--- GIVEN INFORMATION Enclosed Below ---

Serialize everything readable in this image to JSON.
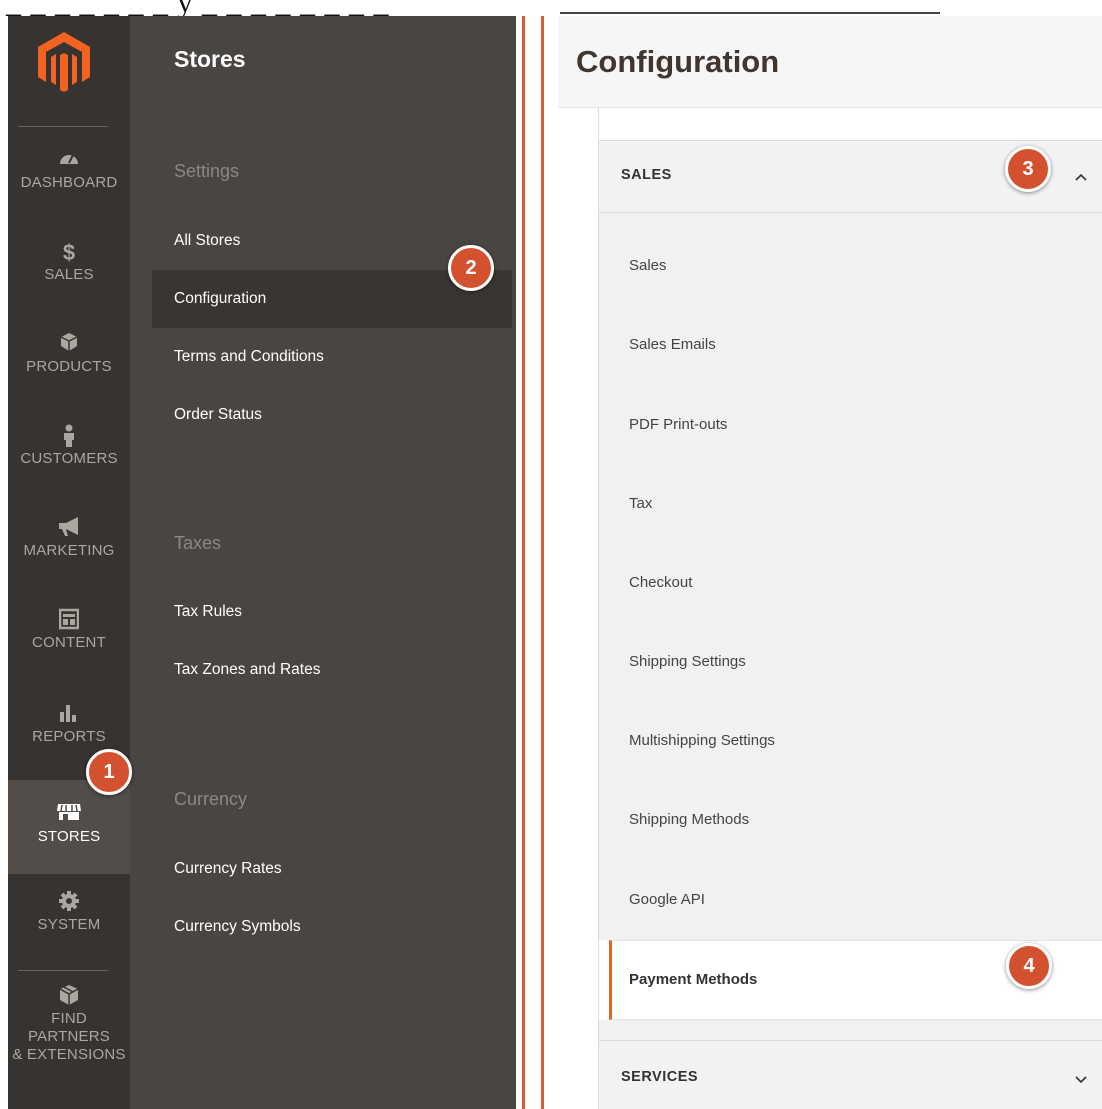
{
  "page": {
    "title": "Configuration",
    "top_strip_text": "_ _ _ _ _ _ _ y _ _ _ _ _ _ _ _"
  },
  "admin_menu": {
    "items": [
      {
        "label": "DASHBOARD",
        "icon": "dashboard-gauge-icon"
      },
      {
        "label": "SALES",
        "icon": "dollar-icon"
      },
      {
        "label": "PRODUCTS",
        "icon": "cube-icon"
      },
      {
        "label": "CUSTOMERS",
        "icon": "person-icon"
      },
      {
        "label": "MARKETING",
        "icon": "megaphone-icon"
      },
      {
        "label": "CONTENT",
        "icon": "layout-icon"
      },
      {
        "label": "REPORTS",
        "icon": "bar-chart-icon"
      },
      {
        "label": "STORES",
        "icon": "storefront-icon",
        "active": true
      },
      {
        "label": "SYSTEM",
        "icon": "gear-icon"
      },
      {
        "label": "FIND PARTNERS",
        "label2": "& EXTENSIONS",
        "icon": "partners-box-icon"
      }
    ]
  },
  "flyout": {
    "title": "Stores",
    "sections": [
      {
        "heading": "Settings",
        "links": [
          "All Stores",
          "Configuration",
          "Terms and Conditions",
          "Order Status"
        ]
      },
      {
        "heading": "Taxes",
        "links": [
          "Tax Rules",
          "Tax Zones and Rates"
        ]
      },
      {
        "heading": "Currency",
        "links": [
          "Currency Rates",
          "Currency Symbols"
        ]
      }
    ],
    "active_link": "Configuration"
  },
  "config": {
    "sales_tab": {
      "title": "SALES",
      "expanded": true,
      "items": [
        "Sales",
        "Sales Emails",
        "PDF Print-outs",
        "Tax",
        "Checkout",
        "Shipping Settings",
        "Multishipping Settings",
        "Shipping Methods",
        "Google API",
        "Payment Methods"
      ],
      "active_item": "Payment Methods"
    },
    "services_tab": {
      "title": "SERVICES",
      "expanded": false
    }
  },
  "markers": [
    "1",
    "2",
    "3",
    "4"
  ],
  "colors": {
    "menu_bg": "#373330",
    "flyout_bg": "#4a4542",
    "accent": "#e7641f",
    "marker": "#d4512f",
    "logo": "#f26322"
  }
}
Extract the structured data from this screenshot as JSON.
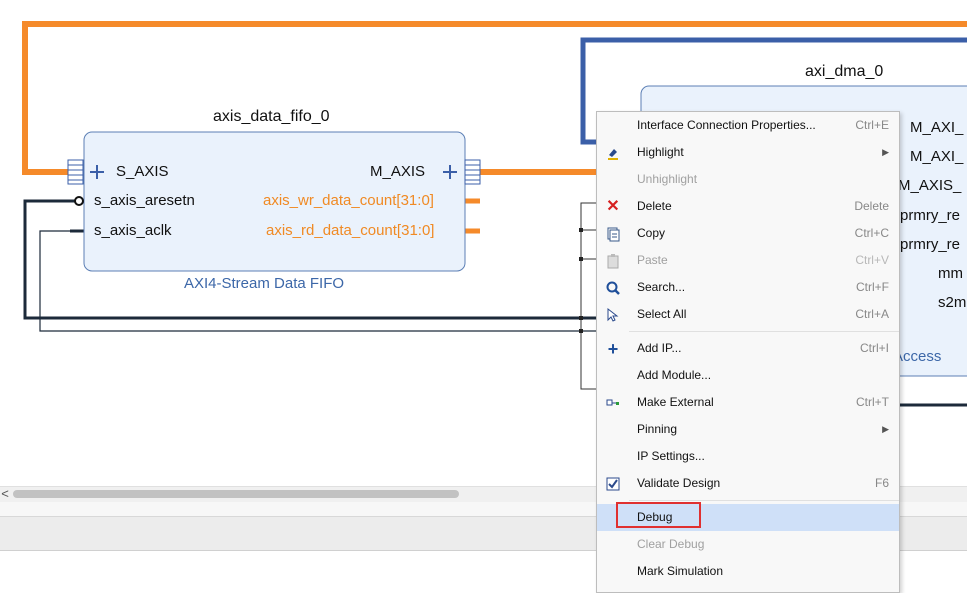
{
  "diagram": {
    "fifo": {
      "instance_name": "axis_data_fifo_0",
      "ip_name": "AXI4-Stream Data FIFO",
      "ports_left": [
        "S_AXIS",
        "s_axis_aresetn",
        "s_axis_aclk"
      ],
      "ports_right": [
        "M_AXIS",
        "axis_wr_data_count[31:0]",
        "axis_rd_data_count[31:0]"
      ]
    },
    "dma": {
      "instance_name": "axi_dma_0",
      "ip_name_partial": "Access",
      "ports_right_partial": [
        "M_AXI_",
        "M_AXI_",
        "M_AXIS_",
        "prmry_re",
        "prmry_re",
        "mm",
        "s2m"
      ]
    }
  },
  "colors": {
    "orange": "#f58a2a",
    "blue_bus": "#3b5fa8",
    "wire_dark": "#1c2a3a",
    "block_fill": "#eaf2fc",
    "block_border": "#5c7fb5",
    "highlight": "#cfe0f8",
    "callout": "#e03030"
  },
  "context_menu": {
    "items": [
      {
        "label": "Interface Connection Properties...",
        "shortcut": "Ctrl+E",
        "icon": "",
        "disabled": false
      },
      {
        "label": "Highlight",
        "shortcut": "",
        "icon": "highlight-icon",
        "submenu": true,
        "disabled": false
      },
      {
        "label": "Unhighlight",
        "shortcut": "",
        "icon": "",
        "disabled": true
      },
      {
        "label": "Delete",
        "shortcut": "Delete",
        "icon": "delete-icon",
        "disabled": false
      },
      {
        "label": "Copy",
        "shortcut": "Ctrl+C",
        "icon": "copy-icon",
        "disabled": false
      },
      {
        "label": "Paste",
        "shortcut": "Ctrl+V",
        "icon": "paste-icon",
        "disabled": true
      },
      {
        "label": "Search...",
        "shortcut": "Ctrl+F",
        "icon": "search-icon",
        "disabled": false
      },
      {
        "label": "Select All",
        "shortcut": "Ctrl+A",
        "icon": "select-all-icon",
        "disabled": false
      },
      {
        "label": "Add IP...",
        "shortcut": "Ctrl+I",
        "icon": "add-icon",
        "disabled": false
      },
      {
        "label": "Add Module...",
        "shortcut": "",
        "icon": "",
        "disabled": false
      },
      {
        "label": "Make External",
        "shortcut": "Ctrl+T",
        "icon": "make-external-icon",
        "disabled": false
      },
      {
        "label": "Pinning",
        "shortcut": "",
        "icon": "",
        "submenu": true,
        "disabled": false
      },
      {
        "label": "IP Settings...",
        "shortcut": "",
        "icon": "",
        "disabled": false
      },
      {
        "label": "Validate Design",
        "shortcut": "F6",
        "icon": "validate-icon",
        "disabled": false
      },
      {
        "label": "Debug",
        "shortcut": "",
        "icon": "",
        "disabled": false,
        "highlighted": true
      },
      {
        "label": "Clear Debug",
        "shortcut": "",
        "icon": "",
        "disabled": true
      },
      {
        "label": "Mark Simulation",
        "shortcut": "",
        "icon": "",
        "disabled": false
      }
    ]
  },
  "scrollbar": {
    "left_arrow": "<"
  }
}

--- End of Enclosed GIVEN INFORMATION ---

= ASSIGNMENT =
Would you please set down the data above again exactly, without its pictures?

= SOLUTION =
Serialize everything readable in this image to JSON.
{
  "page": {
    "title": "Configuration",
    "top_strip_text": "_ _ _ _ _ _ _ y _ _ _ _ _ _ _ _"
  },
  "admin_menu": {
    "items": [
      {
        "label": "DASHBOARD",
        "icon": "dashboard-gauge-icon"
      },
      {
        "label": "SALES",
        "icon": "dollar-icon"
      },
      {
        "label": "PRODUCTS",
        "icon": "cube-icon"
      },
      {
        "label": "CUSTOMERS",
        "icon": "person-icon"
      },
      {
        "label": "MARKETING",
        "icon": "megaphone-icon"
      },
      {
        "label": "CONTENT",
        "icon": "layout-icon"
      },
      {
        "label": "REPORTS",
        "icon": "bar-chart-icon"
      },
      {
        "label": "STORES",
        "icon": "storefront-icon",
        "active": true
      },
      {
        "label": "SYSTEM",
        "icon": "gear-icon"
      },
      {
        "label": "FIND PARTNERS",
        "label2": "& EXTENSIONS",
        "icon": "partners-box-icon"
      }
    ]
  },
  "flyout": {
    "title": "Stores",
    "sections": [
      {
        "heading": "Settings",
        "links": [
          "All Stores",
          "Configuration",
          "Terms and Conditions",
          "Order Status"
        ]
      },
      {
        "heading": "Taxes",
        "links": [
          "Tax Rules",
          "Tax Zones and Rates"
        ]
      },
      {
        "heading": "Currency",
        "links": [
          "Currency Rates",
          "Currency Symbols"
        ]
      }
    ],
    "active_link": "Configuration"
  },
  "config": {
    "sales_tab": {
      "title": "SALES",
      "expanded": true,
      "items": [
        "Sales",
        "Sales Emails",
        "PDF Print-outs",
        "Tax",
        "Checkout",
        "Shipping Settings",
        "Multishipping Settings",
        "Shipping Methods",
        "Google API",
        "Payment Methods"
      ],
      "active_item": "Payment Methods"
    },
    "services_tab": {
      "title": "SERVICES",
      "expanded": false
    }
  },
  "markers": [
    "1",
    "2",
    "3",
    "4"
  ],
  "colors": {
    "menu_bg": "#373330",
    "flyout_bg": "#4a4542",
    "accent": "#e7641f",
    "marker": "#d4512f",
    "logo": "#f26322"
  }
}
Extract the structured data from this screenshot as JSON.
{
  "diagram": {
    "fifo": {
      "instance_name": "axis_data_fifo_0",
      "ip_name": "AXI4-Stream Data FIFO",
      "ports_left": [
        "S_AXIS",
        "s_axis_aresetn",
        "s_axis_aclk"
      ],
      "ports_right": [
        "M_AXIS",
        "axis_wr_data_count[31:0]",
        "axis_rd_data_count[31:0]"
      ]
    },
    "dma": {
      "instance_name": "axi_dma_0",
      "ip_name_partial": "Access",
      "ports_right_partial": [
        "M_AXI_",
        "M_AXI_",
        "M_AXIS_",
        "prmry_re",
        "prmry_re",
        "mm",
        "s2m"
      ]
    }
  },
  "colors": {
    "orange": "#f58a2a",
    "blue_bus": "#3b5fa8",
    "wire_dark": "#1c2a3a",
    "block_fill": "#eaf2fc",
    "block_border": "#5c7fb5",
    "highlight": "#cfe0f8",
    "callout": "#e03030"
  },
  "context_menu": {
    "items": [
      {
        "label": "Interface Connection Properties...",
        "shortcut": "Ctrl+E",
        "icon": "",
        "disabled": false
      },
      {
        "label": "Highlight",
        "shortcut": "",
        "icon": "highlight-icon",
        "submenu": true,
        "disabled": false
      },
      {
        "label": "Unhighlight",
        "shortcut": "",
        "icon": "",
        "disabled": true
      },
      {
        "label": "Delete",
        "shortcut": "Delete",
        "icon": "delete-icon",
        "disabled": false
      },
      {
        "label": "Copy",
        "shortcut": "Ctrl+C",
        "icon": "copy-icon",
        "disabled": false
      },
      {
        "label": "Paste",
        "shortcut": "Ctrl+V",
        "icon": "paste-icon",
        "disabled": true
      },
      {
        "label": "Search...",
        "shortcut": "Ctrl+F",
        "icon": "search-icon",
        "disabled": false
      },
      {
        "label": "Select All",
        "shortcut": "Ctrl+A",
        "icon": "select-all-icon",
        "disabled": false
      },
      {
        "label": "Add IP...",
        "shortcut": "Ctrl+I",
        "icon": "add-icon",
        "disabled": false
      },
      {
        "label": "Add Module...",
        "shortcut": "",
        "icon": "",
        "disabled": false
      },
      {
        "label": "Make External",
        "shortcut": "Ctrl+T",
        "icon": "make-external-icon",
        "disabled": false
      },
      {
        "label": "Pinning",
        "shortcut": "",
        "icon": "",
        "submenu": true,
        "disabled": false
      },
      {
        "label": "IP Settings...",
        "shortcut": "",
        "icon": "",
        "disabled": false
      },
      {
        "label": "Validate Design",
        "shortcut": "F6",
        "icon": "validate-icon",
        "disabled": false
      },
      {
        "label": "Debug",
        "shortcut": "",
        "icon": "",
        "disabled": false,
        "highlighted": true
      },
      {
        "label": "Clear Debug",
        "shortcut": "",
        "icon": "",
        "disabled": true
      },
      {
        "label": "Mark Simulation",
        "shortcut": "",
        "icon": "",
        "disabled": false
      }
    ]
  },
  "scrollbar": {
    "left_arrow": "<"
  }
}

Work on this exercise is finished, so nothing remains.